Element data from apps and pages:
┌──
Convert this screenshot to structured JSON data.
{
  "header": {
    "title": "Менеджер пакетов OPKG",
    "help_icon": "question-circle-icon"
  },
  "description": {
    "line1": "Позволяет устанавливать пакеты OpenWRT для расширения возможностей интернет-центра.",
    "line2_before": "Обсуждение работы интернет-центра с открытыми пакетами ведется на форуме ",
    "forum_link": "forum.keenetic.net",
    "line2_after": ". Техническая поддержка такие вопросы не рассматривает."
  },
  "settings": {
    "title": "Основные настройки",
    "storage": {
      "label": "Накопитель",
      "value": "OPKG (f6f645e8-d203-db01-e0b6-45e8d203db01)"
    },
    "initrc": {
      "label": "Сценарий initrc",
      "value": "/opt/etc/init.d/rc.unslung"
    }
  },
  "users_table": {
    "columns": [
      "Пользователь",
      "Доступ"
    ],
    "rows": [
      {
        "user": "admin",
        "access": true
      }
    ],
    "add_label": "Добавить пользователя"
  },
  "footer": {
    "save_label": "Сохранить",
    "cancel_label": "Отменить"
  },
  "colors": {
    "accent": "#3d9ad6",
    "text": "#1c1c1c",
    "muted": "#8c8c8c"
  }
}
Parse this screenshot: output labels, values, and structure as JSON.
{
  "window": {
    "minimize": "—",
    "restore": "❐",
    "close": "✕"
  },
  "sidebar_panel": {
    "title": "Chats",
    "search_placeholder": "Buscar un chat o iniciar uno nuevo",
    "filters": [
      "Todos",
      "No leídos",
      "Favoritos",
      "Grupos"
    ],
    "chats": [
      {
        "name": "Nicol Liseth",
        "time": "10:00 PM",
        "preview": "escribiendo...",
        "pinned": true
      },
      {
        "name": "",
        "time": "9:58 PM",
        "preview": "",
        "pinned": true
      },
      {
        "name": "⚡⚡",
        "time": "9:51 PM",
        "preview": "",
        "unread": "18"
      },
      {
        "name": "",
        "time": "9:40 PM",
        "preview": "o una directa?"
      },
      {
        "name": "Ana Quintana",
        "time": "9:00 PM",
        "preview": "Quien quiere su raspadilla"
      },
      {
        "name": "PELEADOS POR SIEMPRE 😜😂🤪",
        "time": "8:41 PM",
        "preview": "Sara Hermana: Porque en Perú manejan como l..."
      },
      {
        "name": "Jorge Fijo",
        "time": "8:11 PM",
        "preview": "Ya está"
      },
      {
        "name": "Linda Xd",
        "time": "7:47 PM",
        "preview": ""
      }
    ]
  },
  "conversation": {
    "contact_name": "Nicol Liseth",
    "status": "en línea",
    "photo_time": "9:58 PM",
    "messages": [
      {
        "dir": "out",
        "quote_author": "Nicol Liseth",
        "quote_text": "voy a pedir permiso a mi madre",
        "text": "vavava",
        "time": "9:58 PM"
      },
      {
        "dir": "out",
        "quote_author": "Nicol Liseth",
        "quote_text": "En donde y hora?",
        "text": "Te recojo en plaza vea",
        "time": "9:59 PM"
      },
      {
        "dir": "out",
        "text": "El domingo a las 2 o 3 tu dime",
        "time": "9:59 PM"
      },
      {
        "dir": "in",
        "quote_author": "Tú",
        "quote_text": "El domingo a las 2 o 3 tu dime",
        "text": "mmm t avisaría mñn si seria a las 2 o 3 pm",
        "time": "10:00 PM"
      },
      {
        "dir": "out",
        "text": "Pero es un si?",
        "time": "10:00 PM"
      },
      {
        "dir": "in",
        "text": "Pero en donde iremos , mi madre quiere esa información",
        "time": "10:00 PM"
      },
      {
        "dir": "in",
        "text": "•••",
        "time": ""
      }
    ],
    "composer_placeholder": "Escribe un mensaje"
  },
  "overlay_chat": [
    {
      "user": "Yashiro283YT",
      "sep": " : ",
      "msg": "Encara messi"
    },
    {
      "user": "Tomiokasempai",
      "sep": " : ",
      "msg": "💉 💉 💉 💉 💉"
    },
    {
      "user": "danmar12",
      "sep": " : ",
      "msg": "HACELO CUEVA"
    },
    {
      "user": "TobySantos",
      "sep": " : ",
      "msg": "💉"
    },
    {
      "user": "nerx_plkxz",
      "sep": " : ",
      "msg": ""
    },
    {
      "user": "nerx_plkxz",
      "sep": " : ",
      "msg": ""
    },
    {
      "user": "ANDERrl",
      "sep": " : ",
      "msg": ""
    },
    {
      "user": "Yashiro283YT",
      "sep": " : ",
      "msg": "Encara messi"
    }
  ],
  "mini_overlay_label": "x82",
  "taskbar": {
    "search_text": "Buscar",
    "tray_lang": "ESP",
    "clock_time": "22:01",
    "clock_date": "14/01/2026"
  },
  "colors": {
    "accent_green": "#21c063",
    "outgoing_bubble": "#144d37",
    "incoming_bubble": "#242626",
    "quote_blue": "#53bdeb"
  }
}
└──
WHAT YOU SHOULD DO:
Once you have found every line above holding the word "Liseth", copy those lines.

TASK OUTPUT:
        "name": "Nicol Liseth",
    "contact_name": "Nicol Liseth",
        "quote_author": "Nicol Liseth",
        "quote_author": "Nicol Liseth",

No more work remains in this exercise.